For comparison, the TANAP gas pipeline (part of the Southern Gas Corridor from Azerbaijan to Europe) in 2022 delivered 5.8 billion cubic meters and 11.3 billion cubic meters in these directions, respectively. Russian gas remains Turkey's only source of flexible supplies, although Istanbul has been pushing for discounts for months.

According to experts of the Kommersant newspaper, Gazprom may have been able to reduce the price in exchange for an increase in gas sales through Turkey to Europe, for which there are now looking for ways to organize gas swaps with Azerbaijan and Iran. The existing infrastructure theoretically allows organizing such swaps in the amount of 8-10 billion cubic meters per year.

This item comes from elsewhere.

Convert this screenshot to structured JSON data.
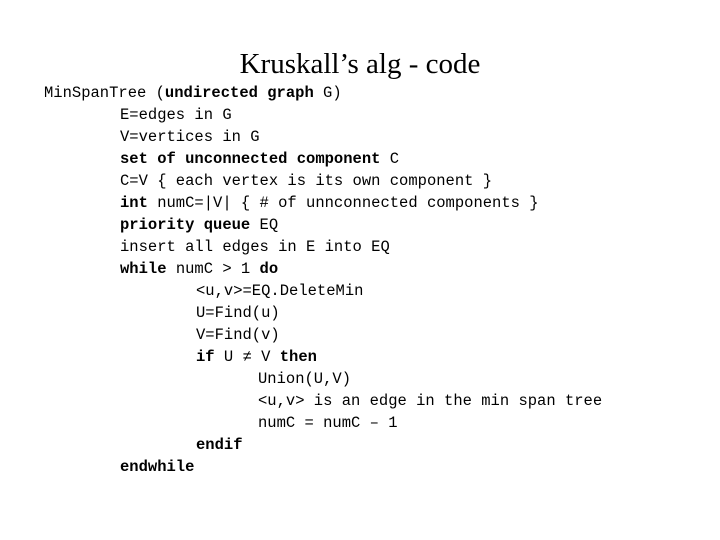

It is also noteworthy that Moscow and Ankara agreed to postpone gas payments by $600 million until 2024, Reuters reports, citing sources. It is noted that Turkey may receive a deferral for other similar payments, depending on the dynamics of energy prices. According to sources, we are talking about a total of four billion dollars.

Turkish Energy and Natural Resources Minister Fatih Donmez said on May 3 that Ankara had discussed with Gazprom the postponement of some payments after the increase in gas prices. According to him, the parties managed to reach an agreement.

Challenging, consistent and reliable

Vladimir Putin sent a congratulatory telegram to Recep Tayyip Erdogan on the occasion of his election as president of Turkey. He called Erdogan's election victory "a natural result of selfless work as head of the Turkish Republic,... efforts to strengthen state sovereignty and pursue an independent, independent foreign policy. "

Putin assured Erdogan that the Russian authorities highly appreciate his personal contribution "to strengthening friendly Russian-Turkish relations, mutually beneficial cooperation in various directions."

The Russian President confirmed his readiness to continue a constructive dialogue on topical issues on the bilateral, regional and international agenda. He assured that Russia attaches great importance to the consistent implementation of the planned joint projects, primarily the construction of the Akkuyu NPP and the creation of a gas hub in Turkey.

Speaking last year at a plenary meeting of the Valdai International Discussion Club, Putin called Erdogan a strong leader and a difficult, but consistent and reliable partner.

Photo: RIA Novosti